■ EXERCISE ■
Pictures do not belong in the copy; print every entry exactly as it stands.

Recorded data
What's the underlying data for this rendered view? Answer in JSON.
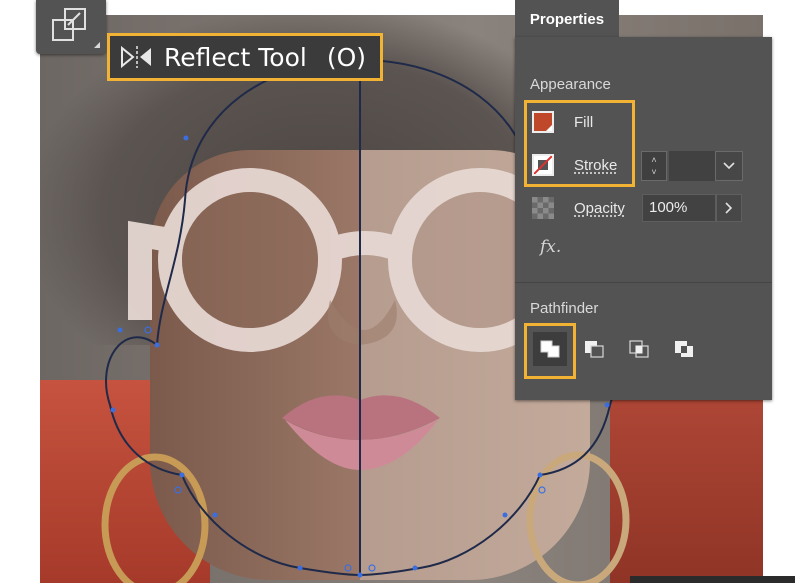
{
  "tooltip": {
    "tool_name": "Reflect Tool",
    "shortcut": "(O)"
  },
  "icons": {
    "tool_icon": "reflect-tool-icon",
    "tooltip_icon": "reflect-icon",
    "opacity_icon": "checkerboard-icon",
    "fx_icon": "fx-icon"
  },
  "panel": {
    "tab_label": "Properties",
    "appearance": {
      "title": "Appearance",
      "fill_label": "Fill",
      "stroke_label": "Stroke",
      "opacity_label": "Opacity",
      "opacity_value": "100%",
      "fx_label": "fx."
    },
    "pathfinder": {
      "title": "Pathfinder",
      "buttons": [
        "unite",
        "minus-front",
        "intersect",
        "exclude"
      ]
    }
  },
  "colors": {
    "highlight": "#f2b233",
    "fill": "#c0482a",
    "panel_bg": "#535353",
    "path_stroke": "#1f2a4a",
    "anchor": "#3b6fe0"
  }
}
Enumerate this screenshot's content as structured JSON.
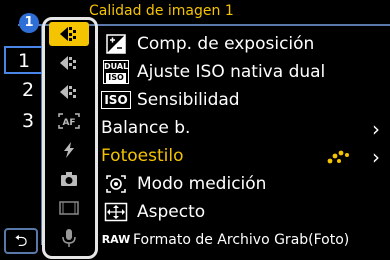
{
  "header": {
    "title": "Calidad de imagen 1"
  },
  "colors": {
    "accent": "#f5c400",
    "frame": "#5a79a8",
    "badge": "#2d6fd6"
  },
  "badge": {
    "label": "1"
  },
  "pages": [
    "1",
    "2",
    "3"
  ],
  "back_label": "⮌",
  "tabs": [
    {
      "icon": "camera-image-quality-icon",
      "active": true
    },
    {
      "icon": "camera-focus-icon",
      "active": false
    },
    {
      "icon": "camera-file-icon",
      "active": false
    },
    {
      "icon": "af-icon",
      "active": false
    },
    {
      "icon": "flash-icon",
      "active": false
    },
    {
      "icon": "camera-others-icon",
      "active": false
    },
    {
      "icon": "video-icon",
      "active": false
    },
    {
      "icon": "microphone-icon",
      "active": false
    }
  ],
  "menu": {
    "items": [
      {
        "label": "Comp. de exposición",
        "icon": "exposure-comp-icon"
      },
      {
        "label": "Ajuste ISO nativa dual",
        "icon": "dual-iso-icon",
        "icon_text_top": "DUAL",
        "icon_text_bottom": "ISO"
      },
      {
        "label": "Sensibilidad",
        "icon": "iso-icon",
        "icon_text": "ISO"
      },
      {
        "label": "Balance b.",
        "chevron": "›"
      },
      {
        "label": "Fotoestilo",
        "selected": true,
        "chevron": "›"
      },
      {
        "label": "Modo medición",
        "icon": "metering-icon"
      },
      {
        "label": "Aspecto",
        "icon": "aspect-icon"
      },
      {
        "label": "Formato de Archivo Grab(Foto)",
        "icon": "raw-icon",
        "icon_text": "RAW"
      }
    ]
  }
}
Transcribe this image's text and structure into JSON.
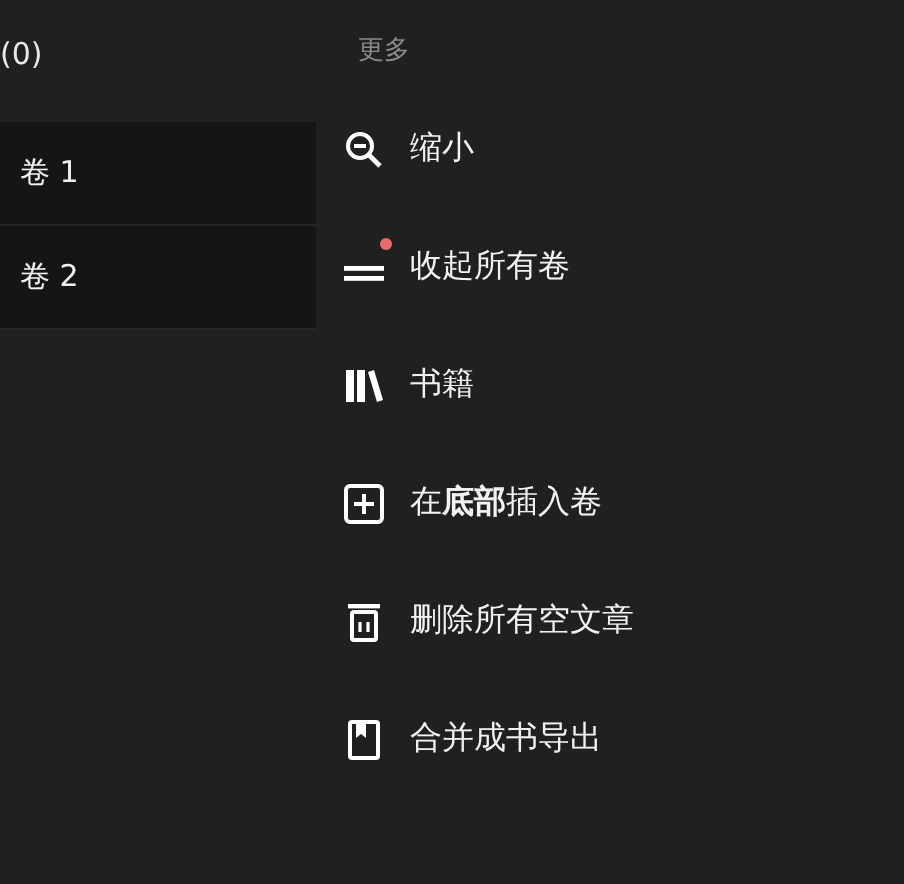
{
  "volume_panel": {
    "header": "(0)",
    "volumes": [
      {
        "label": "卷 1",
        "selected": false
      },
      {
        "label": "卷 2",
        "selected": false
      }
    ]
  },
  "more_menu": {
    "title": "更多",
    "items": [
      {
        "kind": "zoom-out",
        "label": "缩小",
        "dot": false
      },
      {
        "kind": "collapse",
        "label": "收起所有卷",
        "dot": true
      },
      {
        "kind": "books",
        "label": "书籍",
        "dot": false
      },
      {
        "kind": "insert",
        "label": "在**底部**插入卷",
        "dot": false
      },
      {
        "kind": "delete",
        "label": "删除所有空文章",
        "dot": false
      },
      {
        "kind": "export",
        "label": "合并成书导出",
        "dot": false
      }
    ]
  }
}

■ RESULT BELOW ■
What's the underlying data for this rendered view? Answer in JSON.
{
  "tooltip": {
    "tool_name": "Reflect Tool",
    "shortcut": "(O)"
  },
  "icons": {
    "tool_icon": "reflect-tool-icon",
    "tooltip_icon": "reflect-icon",
    "opacity_icon": "checkerboard-icon",
    "fx_icon": "fx-icon"
  },
  "panel": {
    "tab_label": "Properties",
    "appearance": {
      "title": "Appearance",
      "fill_label": "Fill",
      "stroke_label": "Stroke",
      "opacity_label": "Opacity",
      "opacity_value": "100%",
      "fx_label": "fx."
    },
    "pathfinder": {
      "title": "Pathfinder",
      "buttons": [
        "unite",
        "minus-front",
        "intersect",
        "exclude"
      ]
    }
  },
  "colors": {
    "highlight": "#f2b233",
    "fill": "#c0482a",
    "panel_bg": "#535353",
    "path_stroke": "#1f2a4a",
    "anchor": "#3b6fe0"
  }
}
Enumerate this screenshot's content as structured JSON.
{
  "header": {
    "title": "Calidad de imagen 1"
  },
  "colors": {
    "accent": "#f5c400",
    "frame": "#5a79a8",
    "badge": "#2d6fd6"
  },
  "badge": {
    "label": "1"
  },
  "pages": [
    "1",
    "2",
    "3"
  ],
  "back_label": "⮌",
  "tabs": [
    {
      "icon": "camera-image-quality-icon",
      "active": true
    },
    {
      "icon": "camera-focus-icon",
      "active": false
    },
    {
      "icon": "camera-file-icon",
      "active": false
    },
    {
      "icon": "af-icon",
      "active": false
    },
    {
      "icon": "flash-icon",
      "active": false
    },
    {
      "icon": "camera-others-icon",
      "active": false
    },
    {
      "icon": "video-icon",
      "active": false
    },
    {
      "icon": "microphone-icon",
      "active": false
    }
  ],
  "menu": {
    "items": [
      {
        "label": "Comp. de exposición",
        "icon": "exposure-comp-icon"
      },
      {
        "label": "Ajuste ISO nativa dual",
        "icon": "dual-iso-icon",
        "icon_text_top": "DUAL",
        "icon_text_bottom": "ISO"
      },
      {
        "label": "Sensibilidad",
        "icon": "iso-icon",
        "icon_text": "ISO"
      },
      {
        "label": "Balance b.",
        "chevron": "›"
      },
      {
        "label": "Fotoestilo",
        "selected": true,
        "chevron": "›"
      },
      {
        "label": "Modo medición",
        "icon": "metering-icon"
      },
      {
        "label": "Aspecto",
        "icon": "aspect-icon"
      },
      {
        "label": "Formato de Archivo Grab(Foto)",
        "icon": "raw-icon",
        "icon_text": "RAW"
      }
    ]
  }
}
Transcribe this image's text and structure into JSON.
{
  "volume_panel": {
    "header": "(0)",
    "volumes": [
      {
        "label": "卷 1",
        "selected": false
      },
      {
        "label": "卷 2",
        "selected": false
      }
    ]
  },
  "more_menu": {
    "title": "更多",
    "items": [
      {
        "kind": "zoom-out",
        "label": "缩小",
        "dot": false
      },
      {
        "kind": "collapse",
        "label": "收起所有卷",
        "dot": true
      },
      {
        "kind": "books",
        "label": "书籍",
        "dot": false
      },
      {
        "kind": "insert",
        "label": "在**底部**插入卷",
        "dot": false
      },
      {
        "kind": "delete",
        "label": "删除所有空文章",
        "dot": false
      },
      {
        "kind": "export",
        "label": "合并成书导出",
        "dot": false
      }
    ]
  }
}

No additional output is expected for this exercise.